It is day two of Cyber Scotland Week and we turn our attention to scams – specifically pension scams. These scams are not exclusively an online issue, but you our members may be lured by online adverts or unsolicited email messages. It is also entirely possible that a third party may imitate SPPA by spoofing a webpage or email that leads a member into thinking they are dealing with SPPA.
Across the pensions industry, victims lose an average of £91,000 and The Pensions Regulator has taken new steps to address this problem alongside the new Pension Schemes Act 2021 which enshrines rules for scheme managers covering due diligence measures for transfer requests and issuing members with warnings of high-risk transfers. The Pension Scams Industry Group (PSIG) estimate that 5% of all transfer requests give trustees and scheme managers a cause for concern.
A typical pension scam will try and lure people with promises of upfront cash and one-off ‘deals’ with ‘guaranteed’ high returns or appearing as legitimate investment opportunities. Scammers might try to persuade members to cash in their pension, either the whole lot or a large sum, and hand the money to them to invest.
The Money Helper website collates some common tell-tale signs of a pension scam:
- Unsolicited approaches by phone, text message, email or in person. Since January 2019, there has been a ban on cold calling about pensions. This means you should not be contacted by any company about your pension, unless you’ve asked them to contact you.
- When a firm doesn’t allow you to call them back.
- Where you’re forced to make a quick decision, are pressured into doing so, or are encouraged to transfer your pension quickly and send documents by courier or get a personal representative rushing you. Never be rushed into a decision.
- Where contact details you’re given, or on their website, are only mobile phone numbers or a PO box address.

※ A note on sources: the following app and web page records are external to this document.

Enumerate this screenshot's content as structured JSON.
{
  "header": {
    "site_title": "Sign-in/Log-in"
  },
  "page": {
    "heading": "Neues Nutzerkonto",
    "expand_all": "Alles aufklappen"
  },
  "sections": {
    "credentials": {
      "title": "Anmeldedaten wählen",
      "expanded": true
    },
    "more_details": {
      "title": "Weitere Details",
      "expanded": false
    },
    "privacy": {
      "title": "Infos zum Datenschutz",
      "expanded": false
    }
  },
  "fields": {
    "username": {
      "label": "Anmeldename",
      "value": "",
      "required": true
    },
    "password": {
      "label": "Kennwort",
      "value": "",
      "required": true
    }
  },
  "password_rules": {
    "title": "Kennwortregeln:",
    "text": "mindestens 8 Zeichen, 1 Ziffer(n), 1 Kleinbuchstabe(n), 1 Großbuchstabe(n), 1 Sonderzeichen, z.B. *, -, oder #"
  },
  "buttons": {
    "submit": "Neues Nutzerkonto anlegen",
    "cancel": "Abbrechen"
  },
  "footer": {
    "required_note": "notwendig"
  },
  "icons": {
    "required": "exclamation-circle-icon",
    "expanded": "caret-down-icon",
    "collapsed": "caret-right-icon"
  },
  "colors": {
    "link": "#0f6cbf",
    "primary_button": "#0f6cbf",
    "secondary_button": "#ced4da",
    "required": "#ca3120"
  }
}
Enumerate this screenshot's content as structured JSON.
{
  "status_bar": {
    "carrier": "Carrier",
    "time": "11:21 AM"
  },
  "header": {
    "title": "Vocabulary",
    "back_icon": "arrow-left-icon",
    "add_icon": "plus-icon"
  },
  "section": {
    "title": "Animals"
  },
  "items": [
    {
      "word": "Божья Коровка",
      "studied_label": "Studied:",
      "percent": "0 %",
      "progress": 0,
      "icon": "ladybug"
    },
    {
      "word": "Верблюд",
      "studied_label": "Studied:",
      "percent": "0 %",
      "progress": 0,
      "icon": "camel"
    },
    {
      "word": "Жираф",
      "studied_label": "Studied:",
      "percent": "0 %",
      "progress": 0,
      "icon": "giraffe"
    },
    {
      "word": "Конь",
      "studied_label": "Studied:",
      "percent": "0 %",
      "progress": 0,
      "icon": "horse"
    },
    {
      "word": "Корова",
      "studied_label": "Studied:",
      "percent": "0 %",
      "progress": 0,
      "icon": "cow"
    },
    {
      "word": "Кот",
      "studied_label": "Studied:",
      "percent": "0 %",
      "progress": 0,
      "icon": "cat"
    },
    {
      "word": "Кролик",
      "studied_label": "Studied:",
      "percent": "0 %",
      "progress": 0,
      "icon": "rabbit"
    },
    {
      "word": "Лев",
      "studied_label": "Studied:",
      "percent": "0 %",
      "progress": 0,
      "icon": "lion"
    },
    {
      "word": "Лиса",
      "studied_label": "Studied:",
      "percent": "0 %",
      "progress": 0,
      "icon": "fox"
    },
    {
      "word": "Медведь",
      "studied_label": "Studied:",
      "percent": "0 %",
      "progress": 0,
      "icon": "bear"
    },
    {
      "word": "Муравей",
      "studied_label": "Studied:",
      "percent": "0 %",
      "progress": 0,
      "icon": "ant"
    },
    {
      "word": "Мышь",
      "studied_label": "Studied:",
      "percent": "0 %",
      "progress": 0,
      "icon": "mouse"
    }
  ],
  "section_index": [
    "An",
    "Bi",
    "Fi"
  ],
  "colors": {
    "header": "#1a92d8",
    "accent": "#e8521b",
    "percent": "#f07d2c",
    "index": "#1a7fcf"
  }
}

- When they claim they can help you or a relative unlock a pension before the age of 55, sometimes known as ‘pension liberation’ or ‘pension loans’. Only in very rare cases, such as very poor health, is this possible.
- When they claim to know of tax loopholes or promise extra tax savings.
- Offer high rates of return on your investment but claim it’s low risk. Investments can go up as well as down, so if it sounds too good to be true it probably is.
- Offers or mentions of ‘one-off investments’, ‘time-limited offers’, ‘upfront cash incentives’, ‘free pension reviews’, ‘legal loopholes’ or ‘government initiatives’.
- Claiming to be from legitimate organisations – legitimate organisations will never contact you without your permission first.
- There might be little or nothing in the way of contact names, addresses or phone numbers, but there might also be lots of people or firms involved. The more people involved, the more likely it’s not legitimate.